**What the exercise asks:**
Only lines with the string "Взыскание" are wanted. Pull them out of the data.

**Source data:**

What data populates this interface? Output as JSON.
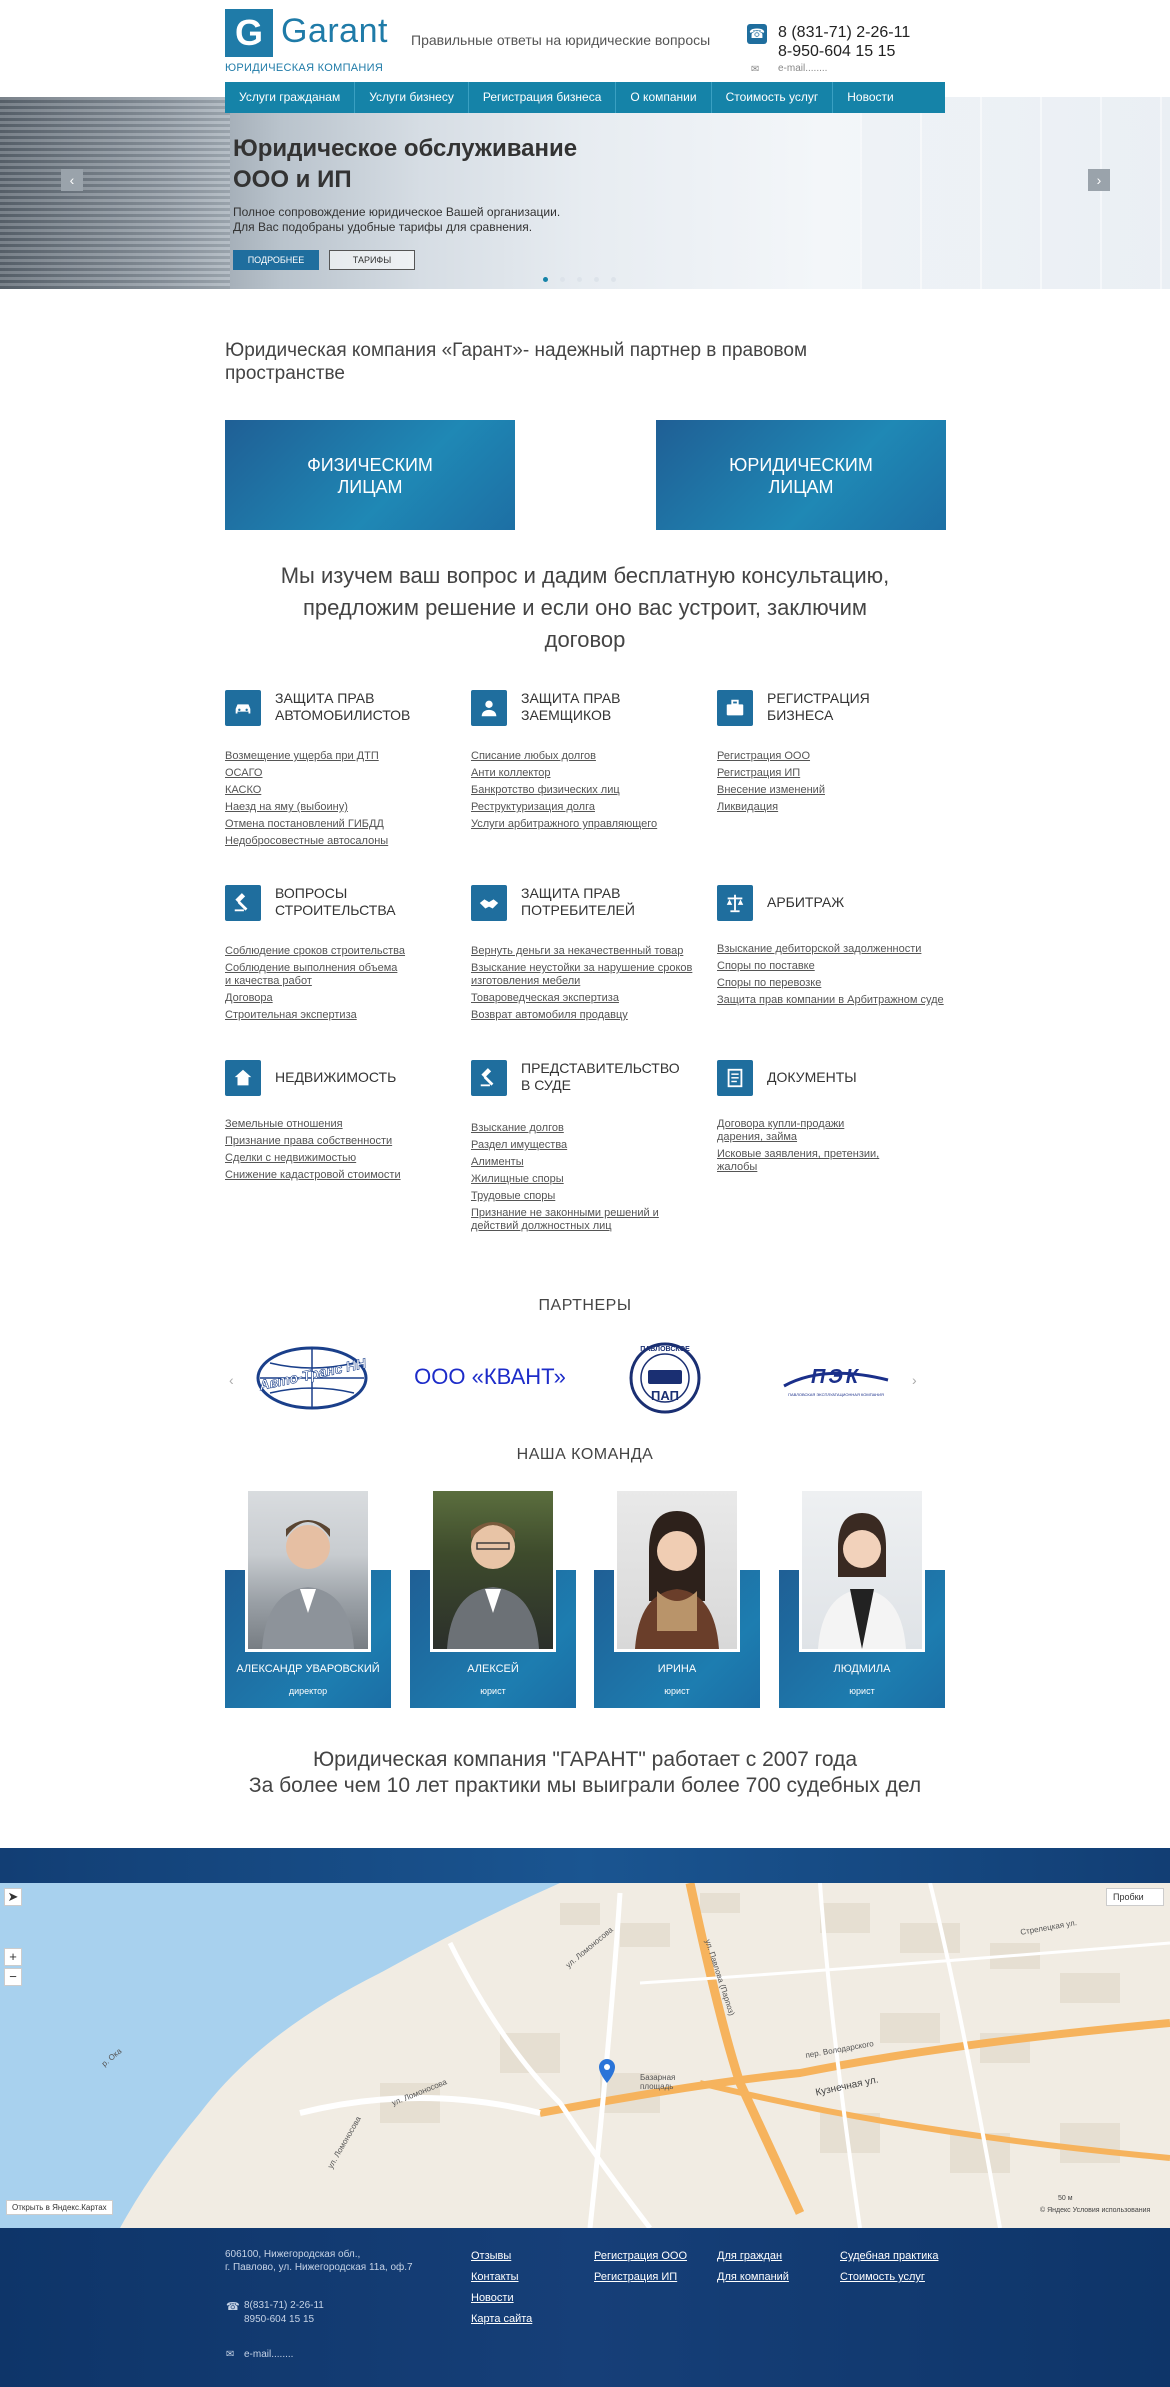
{
  "header": {
    "logo_letter": "G",
    "logo_word": "Garant",
    "logo_sub": "ЮРИДИЧЕСКАЯ КОМПАНИЯ",
    "tagline": "Правильные ответы на юридические вопросы",
    "phone_icon": "phone-icon",
    "phone1": "8 (831-71) 2-26-11",
    "phone2": "8-950-604 15 15",
    "mail_icon": "mail-icon",
    "email": "e-mail........"
  },
  "nav": [
    "Услуги гражданам",
    "Услуги бизнесу",
    "Регистрация бизнеса",
    "О компании",
    "Стоимость услуг",
    "Новости"
  ],
  "hero": {
    "title_line1": "Юридическое обслуживание",
    "title_line2": "ООО и ИП",
    "desc_line1": "Полное сопровождение юридическое Вашей организации.",
    "desc_line2": "Для Вас подобраны удобные тарифы для сравнения.",
    "btn_more": "ПОДРОБНЕЕ",
    "btn_tariffs": "ТАРИФЫ",
    "prev_icon": "‹",
    "next_icon": "›"
  },
  "intro": "Юридическая компания «Гарант»- надежный партнер в правовом пространстве",
  "big_buttons": {
    "individuals_line1": "ФИЗИЧЕСКИМ",
    "individuals_line2": "ЛИЦАМ",
    "legal_line1": "ЮРИДИЧЕСКИМ",
    "legal_line2": "ЛИЦАМ"
  },
  "consult": {
    "line1": "Мы изучем ваш вопрос и дадим бесплатную консультацию,",
    "line2": "предложим решение и если оно вас устроит, заключим",
    "line3": "договор"
  },
  "services": [
    {
      "icon": "car-icon",
      "title_line1": "ЗАЩИТА ПРАВ",
      "title_line2": "АВТОМОБИЛИСТОВ",
      "links": [
        "Возмещение ущерба при ДТП",
        "ОСАГО",
        "КАСКО",
        "Наезд на яму (выбоину)",
        "Отмена постановлений ГИБДД",
        "Недобросовестные автосалоны"
      ]
    },
    {
      "icon": "borrower-icon",
      "title_line1": "ЗАЩИТА ПРАВ",
      "title_line2": "ЗАЕМЩИКОВ",
      "links": [
        "Списание любых долгов",
        "Анти коллектор",
        "Банкротство физических лиц",
        "Реструктуризация долга",
        "Услуги арбитражного управляющего"
      ]
    },
    {
      "icon": "briefcase-icon",
      "title_line1": "РЕГИСТРАЦИЯ",
      "title_line2": "БИЗНЕСА",
      "links": [
        "Регистрация ООО",
        "Регистрация ИП",
        "Внесение изменений",
        "Ликвидация"
      ]
    },
    {
      "icon": "hammer-icon",
      "title_line1": "ВОПРОСЫ",
      "title_line2": "СТРОИТЕЛЬСТВА",
      "links": [
        "Соблюдение сроков строительства",
        "Соблюдение выполнения объема",
        "и качества работ",
        "Договора",
        "Строительная экспертиза"
      ]
    },
    {
      "icon": "handshake-icon",
      "title_line1": "ЗАЩИТА ПРАВ",
      "title_line2": "ПОТРЕБИТЕЛЕЙ",
      "links": [
        "Вернуть деньги за некачественный товар",
        "Взыскание неустойки за нарушение сроков",
        "изготовления мебели",
        "Товароведческая экспертиза",
        "Возврат автомобиля продавцу"
      ]
    },
    {
      "icon": "scales-icon",
      "title_line1": "АРБИТРАЖ",
      "title_line2": "",
      "links": [
        "Взыскание дебиторской задолженности",
        "Споры по поставке",
        "Споры по перевозке",
        "Защита прав компании в Арбитражном суде"
      ]
    },
    {
      "icon": "house-icon",
      "title_line1": "НЕДВИЖИМОСТЬ",
      "title_line2": "",
      "links": [
        "Земельные отношения",
        "Признание права собственности",
        "Сделки с недвижимостью",
        "Снижение кадастровой стоимости"
      ]
    },
    {
      "icon": "gavel-icon",
      "title_line1": "ПРЕДСТАВИТЕЛЬСТВО",
      "title_line2": "В СУДЕ",
      "links": [
        "Взыскание долгов",
        "Раздел имущества",
        "Алименты",
        "Жилищные споры",
        "Трудовые споры",
        "Признание не законными решений и",
        "действий должностных лиц"
      ]
    },
    {
      "icon": "document-icon",
      "title_line1": "ДОКУМЕНТЫ",
      "title_line2": "",
      "links": [
        "Договора купли-продажи",
        "дарения, займа",
        "Исковые заявления, претензии,",
        "жалобы"
      ]
    }
  ],
  "partners": {
    "title": "ПАРТНЕРЫ",
    "logo1_text": "Авто-Транс НН",
    "logo2_text": "ООО «КВАНТ»",
    "logo3_text_top": "ПАВЛОВСКОЕ",
    "logo3_text_bottom": "ПАП",
    "logo4_text": "ПЭК",
    "logo4_sub": "ПАВЛОВСКАЯ ЭКСПЛУАТАЦИОННАЯ КОМПАНИЯ",
    "prev_icon": "‹",
    "next_icon": "›"
  },
  "team": {
    "title": "НАША КОМАНДА",
    "members": [
      {
        "name": "АЛЕКСАНДР УВАРОВСКИЙ",
        "role": "директор"
      },
      {
        "name": "АЛЕКСЕЙ",
        "role": "юрист"
      },
      {
        "name": "ИРИНА",
        "role": "юрист"
      },
      {
        "name": "ЛЮДМИЛА",
        "role": "юрист"
      }
    ]
  },
  "stats": {
    "line1": "Юридическая компания \"ГАРАНТ\" работает с 2007 года",
    "line2": "За более чем 10 лет практики мы выиграли более 700 судебных дел"
  },
  "map": {
    "traffic": "Пробки",
    "open_in": "Открыть в Яндекс.Картах",
    "scale": "50 м",
    "copyright": "© Яндекс Условия использования",
    "labels": {
      "lomonosova1": "ул. Ломоносова",
      "lomonosova2": "ул. Ломоносова",
      "lomonosova3": "ул. Ломоносова",
      "pavlova": "ул. Павлова (Парпоз)",
      "kuznechnaya": "Кузнечная ул.",
      "volodarskogo": "пер. Володарского",
      "bazar": "Базарная площадь",
      "oka": "р. Ока",
      "strelets": "Стрелецкая ул."
    }
  },
  "footer": {
    "address_line1": "606100, Нижегородская обл.,",
    "address_line2": "г. Павлово, ул. Нижегородская 11а, оф.7",
    "phone1": "8(831-71) 2-26-11",
    "phone2": "8950-604 15 15",
    "email": "e-mail........",
    "col1": [
      "Отзывы",
      "Контакты",
      "Новости",
      "Карта сайта"
    ],
    "col2": [
      "Регистрация ООО",
      "Регистрация ИП"
    ],
    "col3": [
      "Для граждан",
      "Для компаний"
    ],
    "col4": [
      "Судебная практика",
      "Стоимость услуг"
    ]
  }
}
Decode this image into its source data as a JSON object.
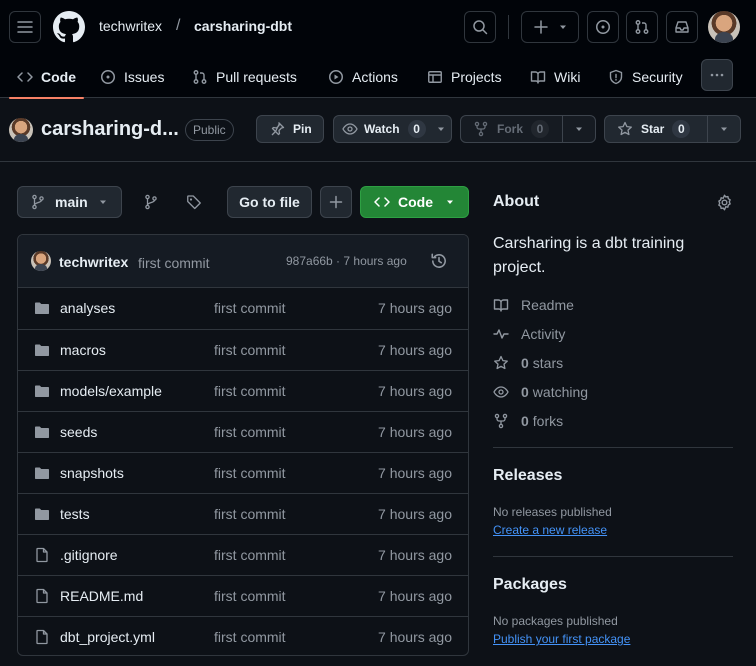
{
  "header": {
    "owner": "techwritex",
    "separator": "/",
    "repo": "carsharing-dbt"
  },
  "nav_tabs": [
    {
      "label": "Code",
      "icon": "code-icon",
      "active": true
    },
    {
      "label": "Issues",
      "icon": "issue-icon"
    },
    {
      "label": "Pull requests",
      "icon": "pull-request-icon"
    },
    {
      "label": "Actions",
      "icon": "play-icon"
    },
    {
      "label": "Projects",
      "icon": "table-icon"
    },
    {
      "label": "Wiki",
      "icon": "book-icon"
    },
    {
      "label": "Security",
      "icon": "shield-icon"
    }
  ],
  "repo_header": {
    "title": "carsharing-d...",
    "visibility": "Public",
    "pin_label": "Pin",
    "watch_label": "Watch",
    "watch_count": "0",
    "fork_label": "Fork",
    "fork_count": "0",
    "star_label": "Star",
    "star_count": "0"
  },
  "toolbar": {
    "branch": "main",
    "go_to_file": "Go to file",
    "code_button": "Code"
  },
  "latest_commit": {
    "author": "techwritex",
    "message": "first commit",
    "meta": "987a66b · 7 hours ago"
  },
  "files": [
    {
      "name": "analyses",
      "type": "folder",
      "message": "first commit",
      "date": "7 hours ago"
    },
    {
      "name": "macros",
      "type": "folder",
      "message": "first commit",
      "date": "7 hours ago"
    },
    {
      "name": "models/example",
      "type": "folder",
      "message": "first commit",
      "date": "7 hours ago"
    },
    {
      "name": "seeds",
      "type": "folder",
      "message": "first commit",
      "date": "7 hours ago"
    },
    {
      "name": "snapshots",
      "type": "folder",
      "message": "first commit",
      "date": "7 hours ago"
    },
    {
      "name": "tests",
      "type": "folder",
      "message": "first commit",
      "date": "7 hours ago"
    },
    {
      "name": ".gitignore",
      "type": "file",
      "message": "first commit",
      "date": "7 hours ago"
    },
    {
      "name": "README.md",
      "type": "file",
      "message": "first commit",
      "date": "7 hours ago"
    },
    {
      "name": "dbt_project.yml",
      "type": "file",
      "message": "first commit",
      "date": "7 hours ago"
    }
  ],
  "about": {
    "heading": "About",
    "description": "Carsharing is a dbt training project.",
    "readme": "Readme",
    "activity": "Activity",
    "stars_count": "0",
    "stars_label": "stars",
    "watching_count": "0",
    "watching_label": "watching",
    "forks_count": "0",
    "forks_label": "forks"
  },
  "releases": {
    "heading": "Releases",
    "status": "No releases published",
    "link": "Create a new release"
  },
  "packages": {
    "heading": "Packages",
    "status": "No packages published",
    "link": "Publish your first package"
  },
  "colors": {
    "background": "#0d1117",
    "header_bg": "#010409",
    "accent_underline": "#f78166",
    "green_button": "#238636",
    "link": "#4493f8"
  }
}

**Solved exercise:**
        "Взыскание неустойки за нарушение сроков",
        "Взыскание дебиторской задолженности",
        "Взыскание долгов",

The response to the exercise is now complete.